|Tu Huan's Tibetan-style bar at Wudaoying Hutong.|
The only thing more trendy than moving away from religion is moving towards it, said 29-year-old Liu Wen, a white-collar worker in Beijing who practices Tibetan Buddhism, a religious doctrine that has long been worshipped in China's Tibet Autonomous Region.
"Everyone is talking about Tibetan Buddhism now. Pop stars are talking about it, my friends are talking about it," Liu told the Global Times. "It is cool. It is even cooler to sing Tibetan prayers in Hip-hop!"
While more young people in the US are moving away from religion, in China, ostensibly a nation of atheists, many young adults like Liu say they feel a strong connection to Tibetan Buddhism.
To many people, Tibetan Buddhism and Han Chinese Buddhism are alike in many ways. Tibetan and Chinese Buddhism are two different practices that were formed on the same teachings. Chinese Buddhism has attracted many Chinese followers because it connects with Chinese culture and history. But Tibetan Buddhism offers the follower a wider range of practices and rituals that are believed to reach enlightenment faster.
The movement is flourishing and has become fashionable among young people in recent years. Many young non-Tibetan people wear Buddha prayer beads on their wrists as fashion accessories, but not necessarily as a mark of religious devotion.
"Many young people find Tibetan Buddhism more attractive than other religions because they think it is mysterious," Li Decheng, director of the Institute for Religious Studies under the China Tibetology Research Center, told the Global Times.

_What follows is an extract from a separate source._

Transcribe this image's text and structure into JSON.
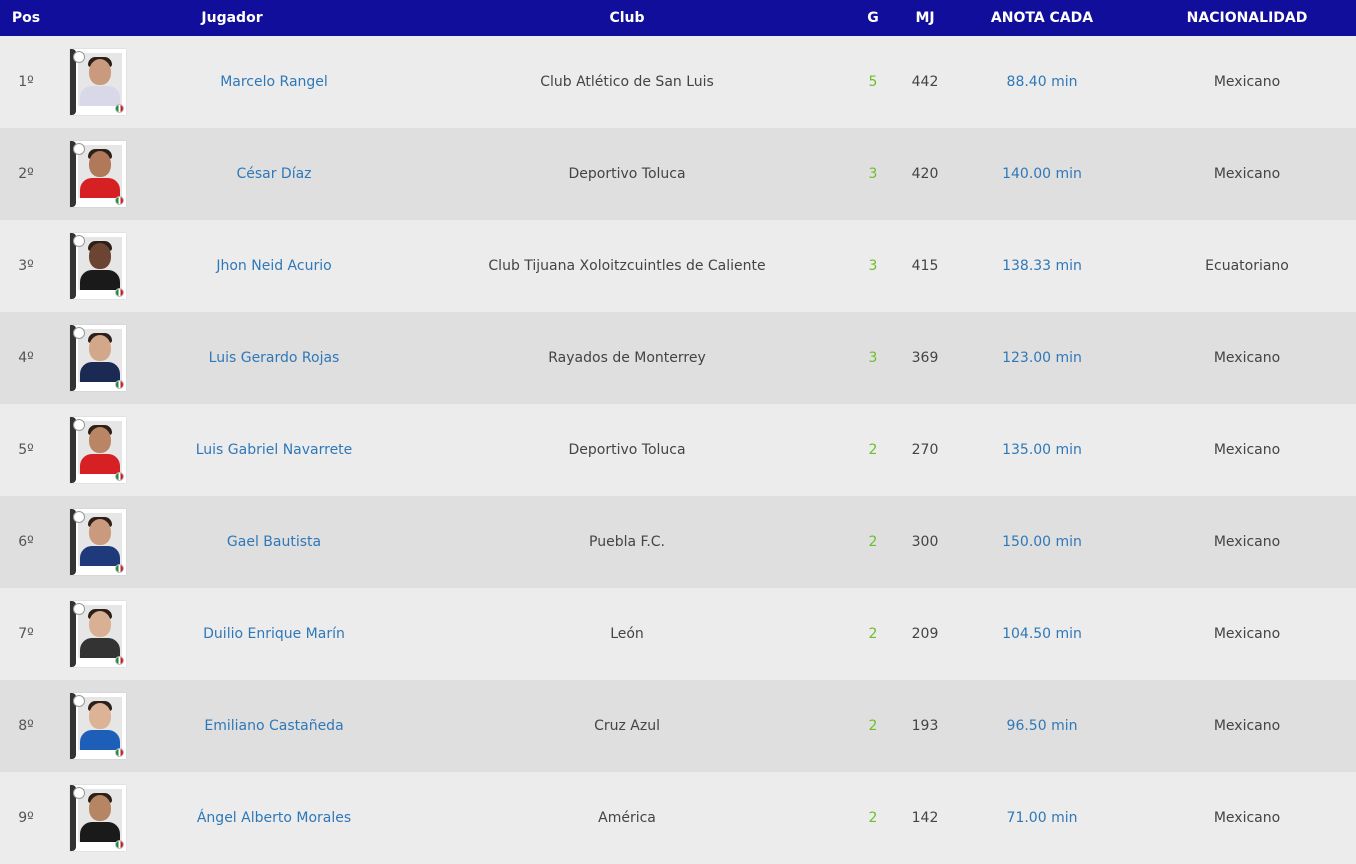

"It is also because it offers psychological comfort to these young people who find themselves lost amid China's rapid social and economic changes," Li continued.